Anoscopy: Doctors use a light tube called an anoscope to view the lining of the rectum and the anus. Doctors will look for a bulge as a result of swollen or enlarged vein.
Sigmoidoscopy: This is similar to the use of an anoscope. Doctors use a light tube that has a camera to view the sigmoid part of the colon and rectum. The procedure has different types, they include rigid sigmoidoscopy and flexible sigmoidoscopy.
Digital rectal exam: Viewing the linings may not be enough to tell if the bulge in the rectal is a result of an enlarged vein. In the digital rectal examination, the healthcare professional uses a gloved lubricated finger to feel the lining of the rectum. They insert the glove into the rectum to feel it for an enlarged vein.
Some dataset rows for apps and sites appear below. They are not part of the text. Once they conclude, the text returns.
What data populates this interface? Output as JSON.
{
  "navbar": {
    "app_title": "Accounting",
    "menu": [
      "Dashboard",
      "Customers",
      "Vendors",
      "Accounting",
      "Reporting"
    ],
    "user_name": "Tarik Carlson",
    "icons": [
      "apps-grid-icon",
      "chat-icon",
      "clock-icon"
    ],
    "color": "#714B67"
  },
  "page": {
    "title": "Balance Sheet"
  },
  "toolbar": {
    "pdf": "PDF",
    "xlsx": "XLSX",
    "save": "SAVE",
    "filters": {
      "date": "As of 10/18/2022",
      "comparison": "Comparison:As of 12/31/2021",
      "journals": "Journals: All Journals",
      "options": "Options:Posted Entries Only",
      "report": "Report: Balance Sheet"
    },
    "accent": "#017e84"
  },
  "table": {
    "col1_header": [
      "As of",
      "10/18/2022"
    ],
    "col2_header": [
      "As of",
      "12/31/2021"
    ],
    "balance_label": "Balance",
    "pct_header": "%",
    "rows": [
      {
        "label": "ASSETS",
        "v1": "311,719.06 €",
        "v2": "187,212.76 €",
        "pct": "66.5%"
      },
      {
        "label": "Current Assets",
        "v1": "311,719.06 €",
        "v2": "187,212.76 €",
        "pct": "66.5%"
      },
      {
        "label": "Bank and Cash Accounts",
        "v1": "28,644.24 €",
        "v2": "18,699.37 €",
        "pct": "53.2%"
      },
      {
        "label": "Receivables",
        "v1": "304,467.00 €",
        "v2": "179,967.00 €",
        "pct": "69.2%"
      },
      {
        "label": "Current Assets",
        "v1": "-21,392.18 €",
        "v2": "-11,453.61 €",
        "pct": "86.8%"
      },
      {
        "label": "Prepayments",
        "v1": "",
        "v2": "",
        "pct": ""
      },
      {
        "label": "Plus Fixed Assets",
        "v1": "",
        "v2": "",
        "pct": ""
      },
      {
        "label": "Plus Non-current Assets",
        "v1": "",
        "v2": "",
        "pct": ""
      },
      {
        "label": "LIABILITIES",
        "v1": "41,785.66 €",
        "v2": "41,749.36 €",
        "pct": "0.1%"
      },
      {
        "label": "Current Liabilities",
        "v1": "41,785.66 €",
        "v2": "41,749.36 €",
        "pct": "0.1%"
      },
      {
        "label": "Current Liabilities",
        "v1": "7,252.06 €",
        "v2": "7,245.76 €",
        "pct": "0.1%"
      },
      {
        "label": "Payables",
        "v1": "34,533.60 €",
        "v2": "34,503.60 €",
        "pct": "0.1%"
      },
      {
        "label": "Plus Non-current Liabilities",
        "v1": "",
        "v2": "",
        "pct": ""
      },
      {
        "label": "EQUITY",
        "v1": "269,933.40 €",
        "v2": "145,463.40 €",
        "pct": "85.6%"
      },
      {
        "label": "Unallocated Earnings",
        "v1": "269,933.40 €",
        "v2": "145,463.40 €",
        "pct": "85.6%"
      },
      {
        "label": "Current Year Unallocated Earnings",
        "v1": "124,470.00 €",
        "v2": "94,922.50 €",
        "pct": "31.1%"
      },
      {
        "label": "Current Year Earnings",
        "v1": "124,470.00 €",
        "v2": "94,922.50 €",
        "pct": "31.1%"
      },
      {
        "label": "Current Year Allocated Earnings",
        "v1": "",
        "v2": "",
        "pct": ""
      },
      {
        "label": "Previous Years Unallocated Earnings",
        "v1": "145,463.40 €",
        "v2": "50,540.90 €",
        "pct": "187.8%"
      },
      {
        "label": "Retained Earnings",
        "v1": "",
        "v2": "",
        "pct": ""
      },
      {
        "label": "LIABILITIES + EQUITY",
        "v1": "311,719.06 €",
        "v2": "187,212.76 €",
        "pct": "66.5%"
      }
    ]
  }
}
Colonoscopy: This is an advanced test that is done to examine the colon for possible colon cancer. It is also done to confirm the results from other procedures.
Patients can treat and manage hemorrhoids depending on the severity of the symptoms. When treating hemorrhoids it is important to treat their underlying cause such as diarrhea and constipation. Different types of treatment can be used to manage hemorrhoids. They include options that can be done at home and those provided by a healthcare professional.
Lifestyle change: Doctors often recommend that patients drink more water and get more fiber in their diet, either through dietary adjustments, fiber supplements, or both. Fibers help to soften stools. Another way to manage this issue is by engaging in regular exercise. However, it is advised you see a doctor if symptoms persist. Patients can also soak in warm water or sitz baths daily to reduce the irritating symptoms.
Medication: Patients can apply over-the-counter medications containing lidocaine, witch hazel, or hydrocortisone to the affected area. Addition medications include stool-softening laxatives to make bowel movements easier and NSAIDS to reduce pain.
Rubber band ligation: A doctor will places one or two tiny rubber bands around the base of an internal hemorrhoid, which cuts off its blood supply. This procedure can be uncomfortable and may cause minor bleeding. More serious complications may occur but it is rare.
There are other minimally invasive ways to destroy hemorrhoids. These procedures include those involving chemical injections or heat.
Hemorrhoid removal: A doctor can surgically remove severe hemorrhoids, both external and prolapsed internal ones. It is considered the most effective way to treat severe or recurring hemorrhoids.
Hemorrhoid stapling: Also called hemorrhoidopexy, it is another surgical procedure in which the surgeon uses a stapling instrument to remove an internal hemorrhoid by blocking blood flow to hemorrhoidal tissue. This method is typically only used for internal or prolapsed hemorrohoids. Although this procedure usually involves a shorter recovery time, there appears to be a greater chance of recurrence. There are also more complications than hemorrhoidal removal, such as bleeding.
If you liked this article, you should check out our other posts in the Nebula Research Library!
April 28, 2023